Arose and breakfasted, the day bleak and rainy. I consequently remained at home throughout. I spent the morning in reading the novel of the Inheritance and finished it, having been pretty assiduous, since my commencement. It is an amusing book, abounding in light touches of nature but too prosing. Much of the dialogue might be condensed without trouble and less of Miss Waddel, Miss Larkinses and Miss Pratt would be agreable. The close also is too abrupt. We are not made to partake enough of Gertrude’s feelings, and poor Lyndsay appears to be rather rewarded as a faithful servant than an affectionate lover. She is the most natural character for a woman in the book and has but little to recommend her in the mean time. The fact is, women as they are, are generally commonplace. Virtue is not a subject to write novels with, as it must be confessed, virtuous women are insipid and vicious ones disgusting. The style of fashion which surrounds her reminds me of the only fashionable woman I know, which is my mother. The most pleasing woman without hesitation, I will say it, that in this country I have ever met with. Could I meet with such a woman in future life, I think I might be tempted to depart from my rule of life. It appears to me I see others so foolish in their choice, it would be better for me to leave a choice in the hands of my parents, who would judge better for me than I could. I have been exceedingly addicted to castle building of late, the worst thing that can possibly befal a young man. Much company here this morning to see my father, in spite of all the rain.
In the afternoon, I wrote my Journal and the rest of the time was spent in the delightful company of my mother. She is not well today, but as lively as possible. My Grandfather uncommonly strong. I also finished my letter to John,1
making about six pages in all and I hope he will be satisfied. If he reads it all, I shall think him more patient
than I now believe him to be. We were all engaged to go to Mrs. Quincy’s this Evening but the rain was so exceedingly heavy that we all determined not to go. Monsieur Degrand came out in the middle and had as usual a talk with my Father. I spent the Evening upstairs with my Grandfather and my Mother, as usual, and had a pleasant time.
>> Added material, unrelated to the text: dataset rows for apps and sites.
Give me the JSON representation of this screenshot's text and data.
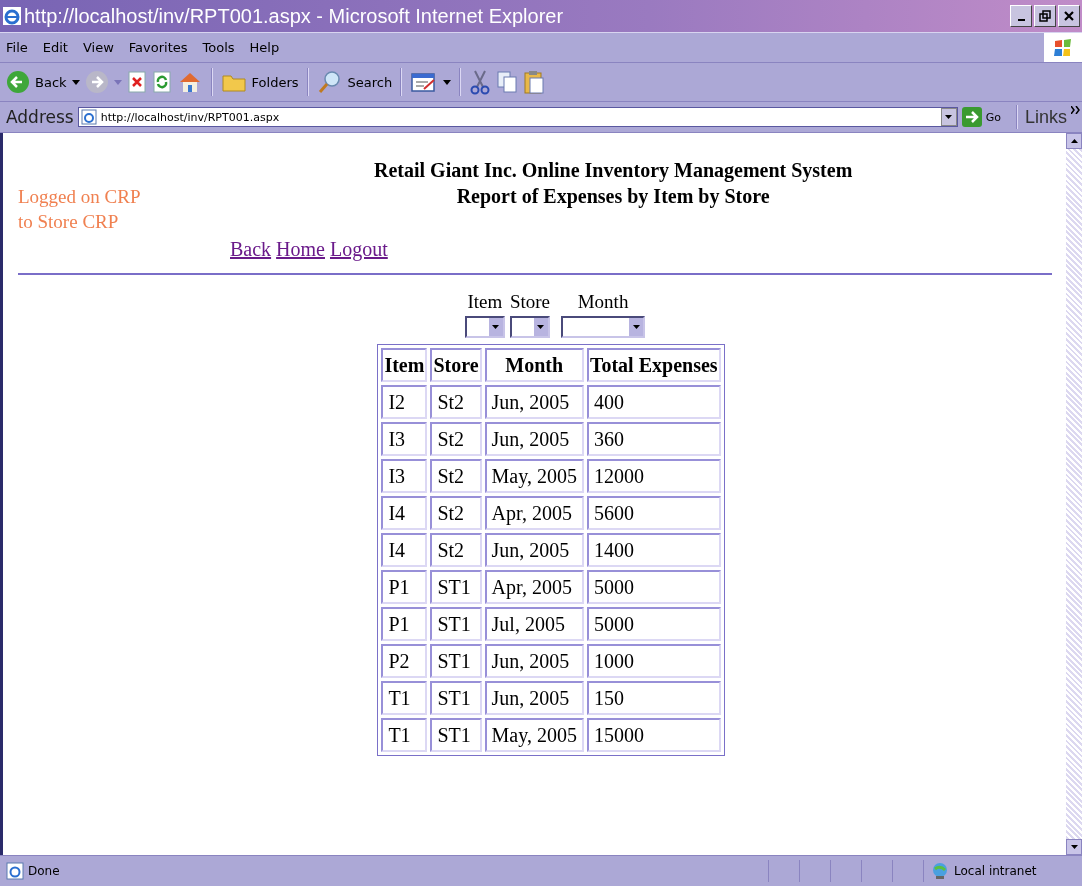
{
  "window": {
    "title": "http://localhost/inv/RPT001.aspx - Microsoft Internet Explorer"
  },
  "menu": [
    "File",
    "Edit",
    "View",
    "Favorites",
    "Tools",
    "Help"
  ],
  "toolbar": {
    "back_label": "Back",
    "folders_label": "Folders",
    "search_label": "Search"
  },
  "address": {
    "label": "Address",
    "url": "http://localhost/inv/RPT001.aspx",
    "go_label": "Go",
    "links_label": "Links"
  },
  "page": {
    "login_lines": [
      "Logged on CRP",
      "to Store CRP"
    ],
    "title": "Retail Giant Inc. Online Inventory Management System",
    "subtitle": "Report of Expenses by Item by Store",
    "nav_links": [
      "Back",
      "Home",
      "Logout"
    ],
    "filters": [
      {
        "label": "Item"
      },
      {
        "label": "Store"
      },
      {
        "label": "Month"
      }
    ],
    "table": {
      "columns": [
        "Item",
        "Store",
        "Month",
        "Total Expenses"
      ],
      "rows": [
        [
          "I2",
          "St2",
          "Jun, 2005",
          "400"
        ],
        [
          "I3",
          "St2",
          "Jun, 2005",
          "360"
        ],
        [
          "I3",
          "St2",
          "May, 2005",
          "12000"
        ],
        [
          "I4",
          "St2",
          "Apr, 2005",
          "5600"
        ],
        [
          "I4",
          "St2",
          "Jun, 2005",
          "1400"
        ],
        [
          "P1",
          "ST1",
          "Apr, 2005",
          "5000"
        ],
        [
          "P1",
          "ST1",
          "Jul, 2005",
          "5000"
        ],
        [
          "P2",
          "ST1",
          "Jun, 2005",
          "1000"
        ],
        [
          "T1",
          "ST1",
          "Jun, 2005",
          "150"
        ],
        [
          "T1",
          "ST1",
          "May, 2005",
          "15000"
        ]
      ]
    }
  },
  "status_bar": {
    "text": "Done",
    "zone": "Local intranet"
  }
}
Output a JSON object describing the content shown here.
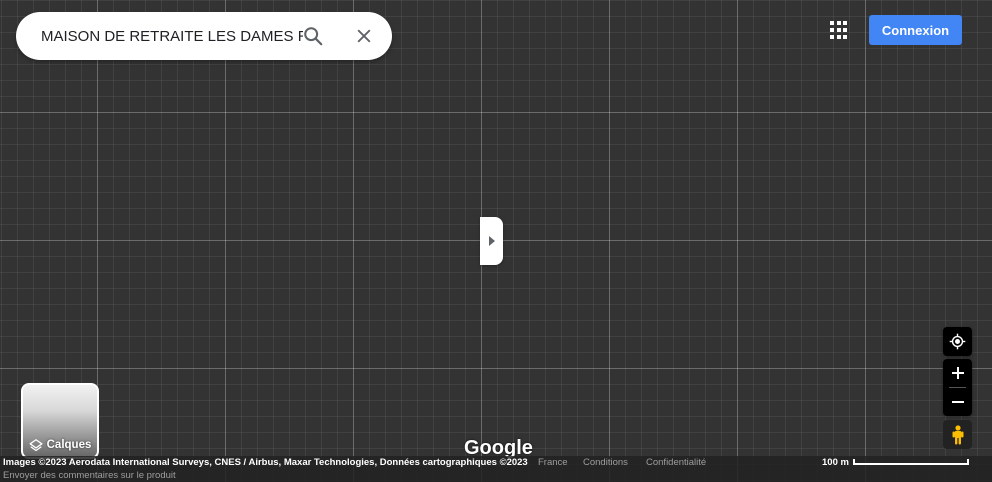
{
  "search": {
    "value": "MAISON DE RETRAITE LES DAMES R",
    "search_icon": "search-icon",
    "clear_icon": "close-icon"
  },
  "header": {
    "apps_icon": "apps-grid-icon",
    "signin_label": "Connexion"
  },
  "side_panel": {
    "toggle_icon": "caret-right-icon"
  },
  "layers": {
    "label": "Calques",
    "icon": "layers-icon"
  },
  "controls": {
    "locate_icon": "my-location-icon",
    "zoom_in_icon": "plus-icon",
    "zoom_out_icon": "minus-icon",
    "pegman_icon": "pegman-icon"
  },
  "logo": "Google",
  "footer": {
    "attribution": "Images ©2023 Aerodata International Surveys, CNES / Airbus, Maxar Technologies, Données cartographiques ©2023",
    "country": "France",
    "terms": "Conditions",
    "privacy": "Confidentialité",
    "feedback": "Envoyer des commentaires sur le produit",
    "scale": "100 m"
  },
  "colors": {
    "map_background": "#333333",
    "signin_button": "#4285f4"
  }
}
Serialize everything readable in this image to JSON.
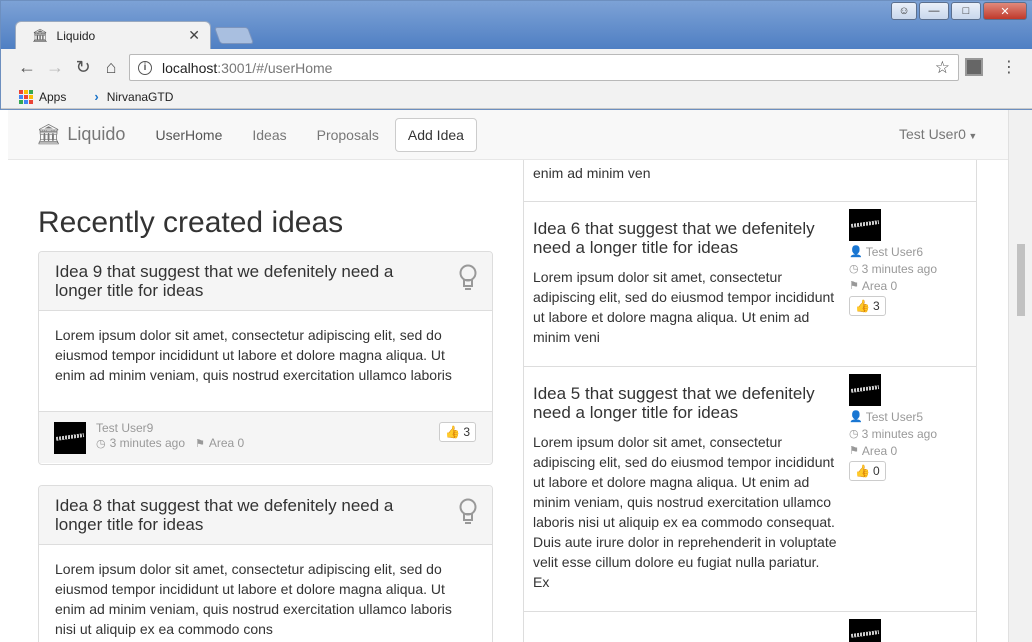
{
  "browser": {
    "tab_title": "Liquido",
    "url_host": "localhost",
    "url_rest": ":3001/#/userHome",
    "bookmarks": [
      {
        "label": "Apps"
      },
      {
        "label": "NirvanaGTD"
      }
    ]
  },
  "navbar": {
    "brand": "Liquido",
    "links": [
      "UserHome",
      "Ideas",
      "Proposals"
    ],
    "add_idea": "Add Idea",
    "user": "Test User0"
  },
  "section_title": "Recently created ideas",
  "left_cards": [
    {
      "title": "Idea 9 that suggest that we defenitely need a longer title for ideas",
      "body": "Lorem ipsum dolor sit amet, consectetur adipiscing elit, sed do eiusmod tempor incididunt ut labore et dolore magna aliqua. Ut enim ad minim veniam, quis nostrud exercitation ullamco laboris",
      "user": "Test User9",
      "time": "3 minutes ago",
      "area": "Area 0",
      "likes": "3"
    },
    {
      "title": "Idea 8 that suggest that we defenitely need a longer title for ideas",
      "body": "Lorem ipsum dolor sit amet, consectetur adipiscing elit, sed do eiusmod tempor incididunt ut labore et dolore magna aliqua. Ut enim ad minim veniam, quis nostrud exercitation ullamco laboris nisi ut aliquip ex ea commodo cons"
    }
  ],
  "right_list": {
    "top_fragment": "enim ad minim ven",
    "items": [
      {
        "title": "Idea 6 that suggest that we defenitely need a longer title for ideas",
        "body": "Lorem ipsum dolor sit amet, consectetur adipiscing elit, sed do eiusmod tempor incididunt ut labore et dolore magna aliqua. Ut enim ad minim veni",
        "user": "Test User6",
        "time": "3 minutes ago",
        "area": "Area 0",
        "likes": "3"
      },
      {
        "title": "Idea 5 that suggest that we defenitely need a longer title for ideas",
        "body": "Lorem ipsum dolor sit amet, consectetur adipiscing elit, sed do eiusmod tempor incididunt ut labore et dolore magna aliqua. Ut enim ad minim veniam, quis nostrud exercitation ullamco laboris nisi ut aliquip ex ea commodo consequat. Duis aute irure dolor in reprehenderit in voluptate velit esse cillum dolore eu fugiat nulla pariatur. Ex",
        "user": "Test User5",
        "time": "3 minutes ago",
        "area": "Area 0",
        "likes": "0"
      }
    ]
  }
}
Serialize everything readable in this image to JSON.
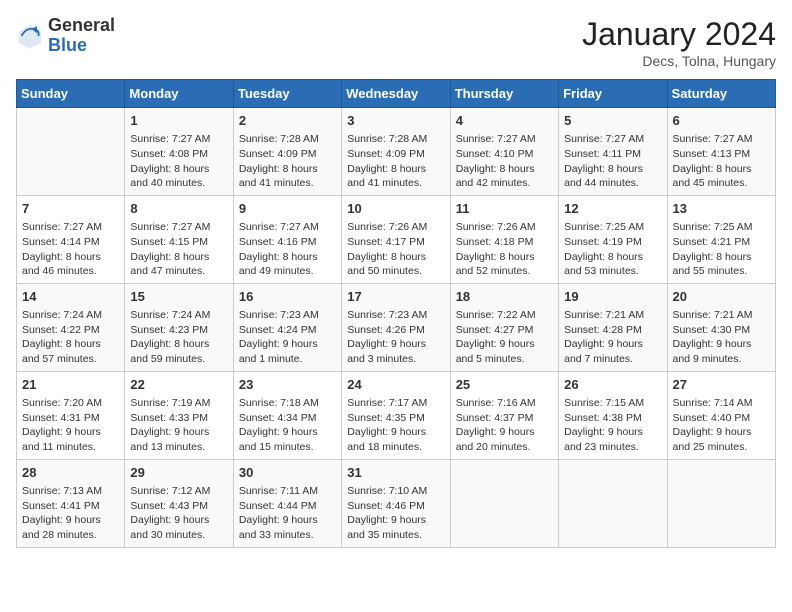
{
  "logo": {
    "general": "General",
    "blue": "Blue"
  },
  "title": "January 2024",
  "subtitle": "Decs, Tolna, Hungary",
  "days_of_week": [
    "Sunday",
    "Monday",
    "Tuesday",
    "Wednesday",
    "Thursday",
    "Friday",
    "Saturday"
  ],
  "weeks": [
    [
      {
        "day": "",
        "sunrise": "",
        "sunset": "",
        "daylight": ""
      },
      {
        "day": "1",
        "sunrise": "Sunrise: 7:27 AM",
        "sunset": "Sunset: 4:08 PM",
        "daylight": "Daylight: 8 hours and 40 minutes."
      },
      {
        "day": "2",
        "sunrise": "Sunrise: 7:28 AM",
        "sunset": "Sunset: 4:09 PM",
        "daylight": "Daylight: 8 hours and 41 minutes."
      },
      {
        "day": "3",
        "sunrise": "Sunrise: 7:28 AM",
        "sunset": "Sunset: 4:09 PM",
        "daylight": "Daylight: 8 hours and 41 minutes."
      },
      {
        "day": "4",
        "sunrise": "Sunrise: 7:27 AM",
        "sunset": "Sunset: 4:10 PM",
        "daylight": "Daylight: 8 hours and 42 minutes."
      },
      {
        "day": "5",
        "sunrise": "Sunrise: 7:27 AM",
        "sunset": "Sunset: 4:11 PM",
        "daylight": "Daylight: 8 hours and 44 minutes."
      },
      {
        "day": "6",
        "sunrise": "Sunrise: 7:27 AM",
        "sunset": "Sunset: 4:13 PM",
        "daylight": "Daylight: 8 hours and 45 minutes."
      }
    ],
    [
      {
        "day": "7",
        "sunrise": "Sunrise: 7:27 AM",
        "sunset": "Sunset: 4:14 PM",
        "daylight": "Daylight: 8 hours and 46 minutes."
      },
      {
        "day": "8",
        "sunrise": "Sunrise: 7:27 AM",
        "sunset": "Sunset: 4:15 PM",
        "daylight": "Daylight: 8 hours and 47 minutes."
      },
      {
        "day": "9",
        "sunrise": "Sunrise: 7:27 AM",
        "sunset": "Sunset: 4:16 PM",
        "daylight": "Daylight: 8 hours and 49 minutes."
      },
      {
        "day": "10",
        "sunrise": "Sunrise: 7:26 AM",
        "sunset": "Sunset: 4:17 PM",
        "daylight": "Daylight: 8 hours and 50 minutes."
      },
      {
        "day": "11",
        "sunrise": "Sunrise: 7:26 AM",
        "sunset": "Sunset: 4:18 PM",
        "daylight": "Daylight: 8 hours and 52 minutes."
      },
      {
        "day": "12",
        "sunrise": "Sunrise: 7:25 AM",
        "sunset": "Sunset: 4:19 PM",
        "daylight": "Daylight: 8 hours and 53 minutes."
      },
      {
        "day": "13",
        "sunrise": "Sunrise: 7:25 AM",
        "sunset": "Sunset: 4:21 PM",
        "daylight": "Daylight: 8 hours and 55 minutes."
      }
    ],
    [
      {
        "day": "14",
        "sunrise": "Sunrise: 7:24 AM",
        "sunset": "Sunset: 4:22 PM",
        "daylight": "Daylight: 8 hours and 57 minutes."
      },
      {
        "day": "15",
        "sunrise": "Sunrise: 7:24 AM",
        "sunset": "Sunset: 4:23 PM",
        "daylight": "Daylight: 8 hours and 59 minutes."
      },
      {
        "day": "16",
        "sunrise": "Sunrise: 7:23 AM",
        "sunset": "Sunset: 4:24 PM",
        "daylight": "Daylight: 9 hours and 1 minute."
      },
      {
        "day": "17",
        "sunrise": "Sunrise: 7:23 AM",
        "sunset": "Sunset: 4:26 PM",
        "daylight": "Daylight: 9 hours and 3 minutes."
      },
      {
        "day": "18",
        "sunrise": "Sunrise: 7:22 AM",
        "sunset": "Sunset: 4:27 PM",
        "daylight": "Daylight: 9 hours and 5 minutes."
      },
      {
        "day": "19",
        "sunrise": "Sunrise: 7:21 AM",
        "sunset": "Sunset: 4:28 PM",
        "daylight": "Daylight: 9 hours and 7 minutes."
      },
      {
        "day": "20",
        "sunrise": "Sunrise: 7:21 AM",
        "sunset": "Sunset: 4:30 PM",
        "daylight": "Daylight: 9 hours and 9 minutes."
      }
    ],
    [
      {
        "day": "21",
        "sunrise": "Sunrise: 7:20 AM",
        "sunset": "Sunset: 4:31 PM",
        "daylight": "Daylight: 9 hours and 11 minutes."
      },
      {
        "day": "22",
        "sunrise": "Sunrise: 7:19 AM",
        "sunset": "Sunset: 4:33 PM",
        "daylight": "Daylight: 9 hours and 13 minutes."
      },
      {
        "day": "23",
        "sunrise": "Sunrise: 7:18 AM",
        "sunset": "Sunset: 4:34 PM",
        "daylight": "Daylight: 9 hours and 15 minutes."
      },
      {
        "day": "24",
        "sunrise": "Sunrise: 7:17 AM",
        "sunset": "Sunset: 4:35 PM",
        "daylight": "Daylight: 9 hours and 18 minutes."
      },
      {
        "day": "25",
        "sunrise": "Sunrise: 7:16 AM",
        "sunset": "Sunset: 4:37 PM",
        "daylight": "Daylight: 9 hours and 20 minutes."
      },
      {
        "day": "26",
        "sunrise": "Sunrise: 7:15 AM",
        "sunset": "Sunset: 4:38 PM",
        "daylight": "Daylight: 9 hours and 23 minutes."
      },
      {
        "day": "27",
        "sunrise": "Sunrise: 7:14 AM",
        "sunset": "Sunset: 4:40 PM",
        "daylight": "Daylight: 9 hours and 25 minutes."
      }
    ],
    [
      {
        "day": "28",
        "sunrise": "Sunrise: 7:13 AM",
        "sunset": "Sunset: 4:41 PM",
        "daylight": "Daylight: 9 hours and 28 minutes."
      },
      {
        "day": "29",
        "sunrise": "Sunrise: 7:12 AM",
        "sunset": "Sunset: 4:43 PM",
        "daylight": "Daylight: 9 hours and 30 minutes."
      },
      {
        "day": "30",
        "sunrise": "Sunrise: 7:11 AM",
        "sunset": "Sunset: 4:44 PM",
        "daylight": "Daylight: 9 hours and 33 minutes."
      },
      {
        "day": "31",
        "sunrise": "Sunrise: 7:10 AM",
        "sunset": "Sunset: 4:46 PM",
        "daylight": "Daylight: 9 hours and 35 minutes."
      },
      {
        "day": "",
        "sunrise": "",
        "sunset": "",
        "daylight": ""
      },
      {
        "day": "",
        "sunrise": "",
        "sunset": "",
        "daylight": ""
      },
      {
        "day": "",
        "sunrise": "",
        "sunset": "",
        "daylight": ""
      }
    ]
  ]
}
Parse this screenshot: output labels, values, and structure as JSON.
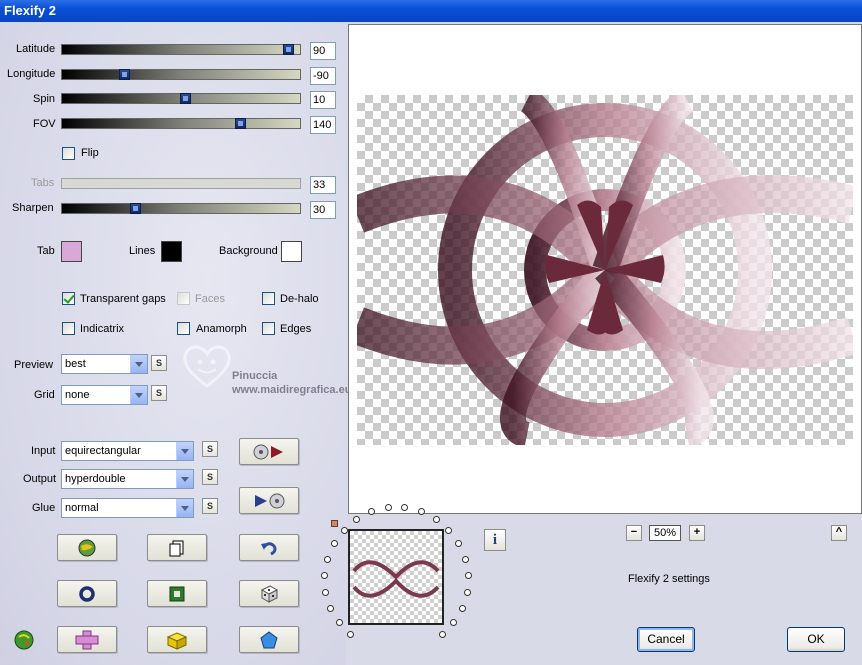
{
  "window": {
    "title": "Flexify 2"
  },
  "sliders": [
    {
      "label": "Latitude",
      "value": "90",
      "level": 0.975
    },
    {
      "label": "Longitude",
      "value": "-90",
      "level": 0.25
    },
    {
      "label": "Spin",
      "value": "10",
      "level": 0.52
    },
    {
      "label": "FOV",
      "value": "140",
      "level": 0.76
    }
  ],
  "flip": {
    "label": "Flip",
    "checked": false
  },
  "tabs": {
    "label": "Tabs",
    "value": "33",
    "disabled": true
  },
  "sharpen": {
    "label": "Sharpen",
    "value": "30",
    "level": 0.3
  },
  "colors": {
    "tab": {
      "label": "Tab",
      "color": "#d8a8d8"
    },
    "lines": {
      "label": "Lines",
      "color": "#000000"
    },
    "background": {
      "label": "Background",
      "color": "#ffffff"
    }
  },
  "options": {
    "transparent_gaps": {
      "label": "Transparent gaps",
      "checked": true
    },
    "faces": {
      "label": "Faces",
      "checked": false,
      "disabled": true
    },
    "de_halo": {
      "label": "De-halo",
      "checked": false
    },
    "indicatrix": {
      "label": "Indicatrix",
      "checked": false
    },
    "anamorph": {
      "label": "Anamorph",
      "checked": false
    },
    "edges": {
      "label": "Edges",
      "checked": false
    }
  },
  "preview": {
    "label": "Preview",
    "value": "best"
  },
  "grid": {
    "label": "Grid",
    "value": "none"
  },
  "input": {
    "label": "Input",
    "value": "equirectangular"
  },
  "output": {
    "label": "Output",
    "value": "hyperdouble"
  },
  "glue": {
    "label": "Glue",
    "value": "normal"
  },
  "s_button_label": "S",
  "watermark": {
    "line1": "Pinuccia",
    "line2": "www.maidiregrafica.eu"
  },
  "zoom": {
    "minus": "−",
    "value": "50%",
    "plus": "+"
  },
  "settings_label": "Flexify 2 settings",
  "collapse_label": "^",
  "buttons": {
    "cancel": "Cancel",
    "ok": "OK"
  },
  "accent_colors": {
    "title_bar": "#0a4fd6",
    "panel": "#d9dae8",
    "pattern": "#8a4a5e"
  }
}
I am sometimes in a very cheerful state when I hear the Storm, particularly when I have a pleasant family circle, but although this is just passable, I was satisfied and retired early. X:20.